##### Exercise materials #####

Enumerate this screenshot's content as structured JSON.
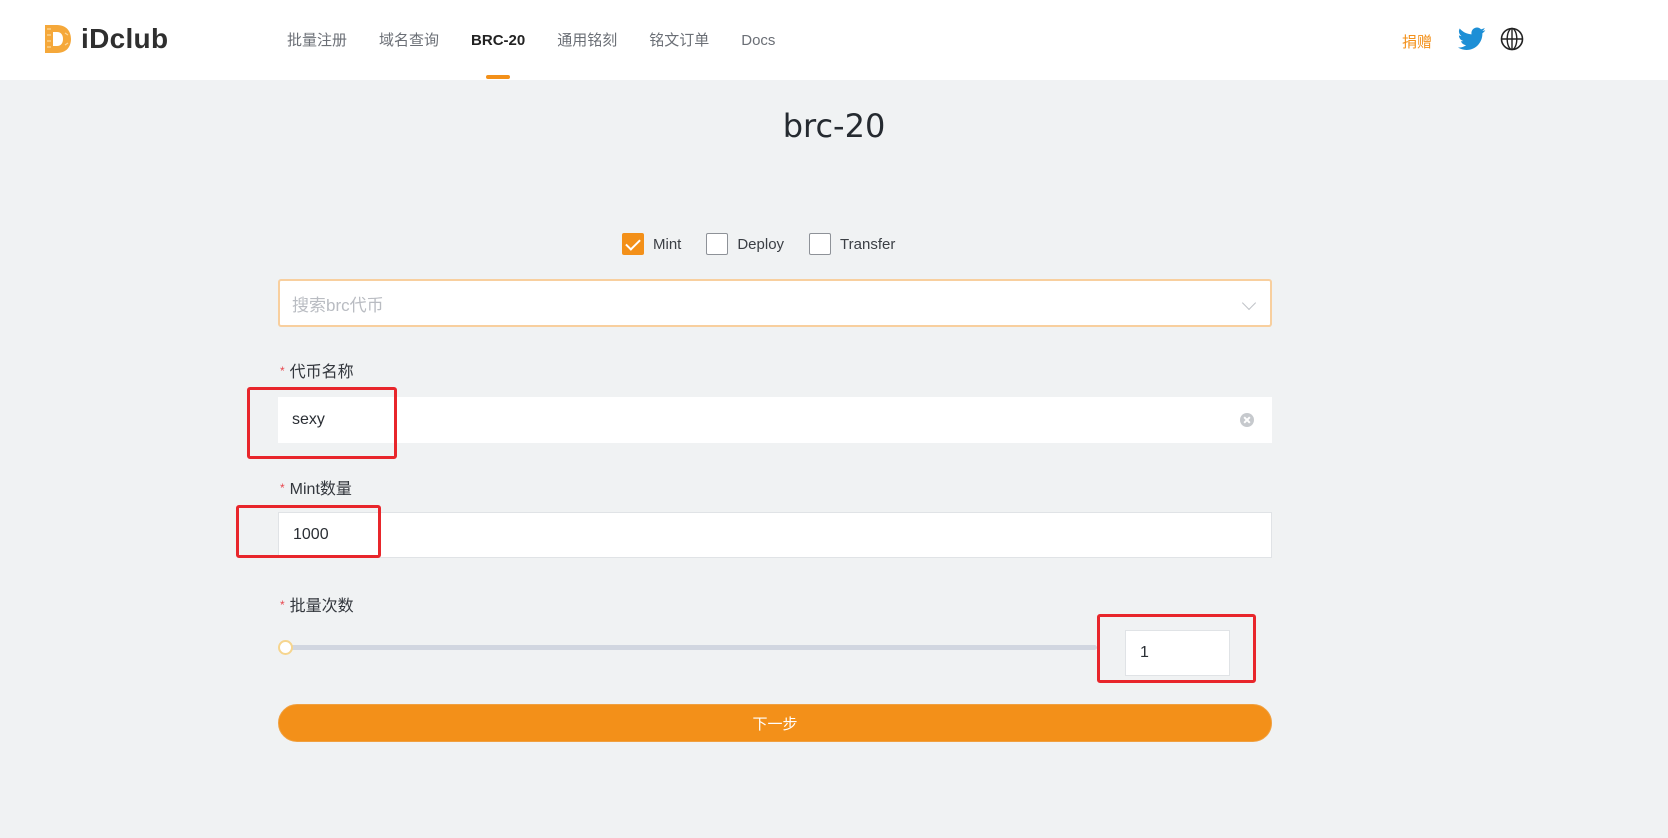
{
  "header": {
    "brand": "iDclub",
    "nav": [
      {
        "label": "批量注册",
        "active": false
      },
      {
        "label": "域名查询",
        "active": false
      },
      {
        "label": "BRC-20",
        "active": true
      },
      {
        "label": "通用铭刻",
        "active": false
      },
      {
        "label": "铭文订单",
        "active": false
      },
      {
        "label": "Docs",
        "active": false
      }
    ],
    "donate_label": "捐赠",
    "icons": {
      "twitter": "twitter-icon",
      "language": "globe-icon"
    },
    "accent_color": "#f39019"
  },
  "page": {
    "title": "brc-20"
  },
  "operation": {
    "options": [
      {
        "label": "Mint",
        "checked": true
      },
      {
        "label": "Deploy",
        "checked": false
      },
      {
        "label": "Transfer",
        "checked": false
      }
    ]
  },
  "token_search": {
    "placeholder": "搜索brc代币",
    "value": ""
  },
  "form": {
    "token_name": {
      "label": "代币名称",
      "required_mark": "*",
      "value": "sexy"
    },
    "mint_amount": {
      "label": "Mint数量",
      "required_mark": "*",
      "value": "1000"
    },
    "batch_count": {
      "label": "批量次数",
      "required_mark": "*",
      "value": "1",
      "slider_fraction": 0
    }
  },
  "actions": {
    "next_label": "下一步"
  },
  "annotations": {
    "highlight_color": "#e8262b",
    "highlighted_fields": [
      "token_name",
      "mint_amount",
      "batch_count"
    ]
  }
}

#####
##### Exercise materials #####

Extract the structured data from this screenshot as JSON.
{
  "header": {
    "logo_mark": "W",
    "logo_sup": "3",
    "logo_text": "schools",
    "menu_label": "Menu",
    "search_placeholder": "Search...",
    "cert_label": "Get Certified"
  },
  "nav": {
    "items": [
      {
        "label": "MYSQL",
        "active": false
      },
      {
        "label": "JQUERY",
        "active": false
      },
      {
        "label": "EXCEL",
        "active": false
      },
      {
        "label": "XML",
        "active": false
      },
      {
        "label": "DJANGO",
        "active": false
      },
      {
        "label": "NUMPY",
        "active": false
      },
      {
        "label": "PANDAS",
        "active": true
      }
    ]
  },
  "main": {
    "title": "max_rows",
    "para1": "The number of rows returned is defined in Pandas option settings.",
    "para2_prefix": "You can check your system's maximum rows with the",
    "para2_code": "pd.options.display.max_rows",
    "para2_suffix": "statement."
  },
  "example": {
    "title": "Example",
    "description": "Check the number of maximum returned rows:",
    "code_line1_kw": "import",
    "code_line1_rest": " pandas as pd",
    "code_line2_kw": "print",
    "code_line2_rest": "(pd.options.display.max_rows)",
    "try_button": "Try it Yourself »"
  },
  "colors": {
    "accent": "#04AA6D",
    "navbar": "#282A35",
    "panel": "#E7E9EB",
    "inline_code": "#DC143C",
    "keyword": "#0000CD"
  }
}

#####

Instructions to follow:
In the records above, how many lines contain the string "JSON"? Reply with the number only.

Expected output:
2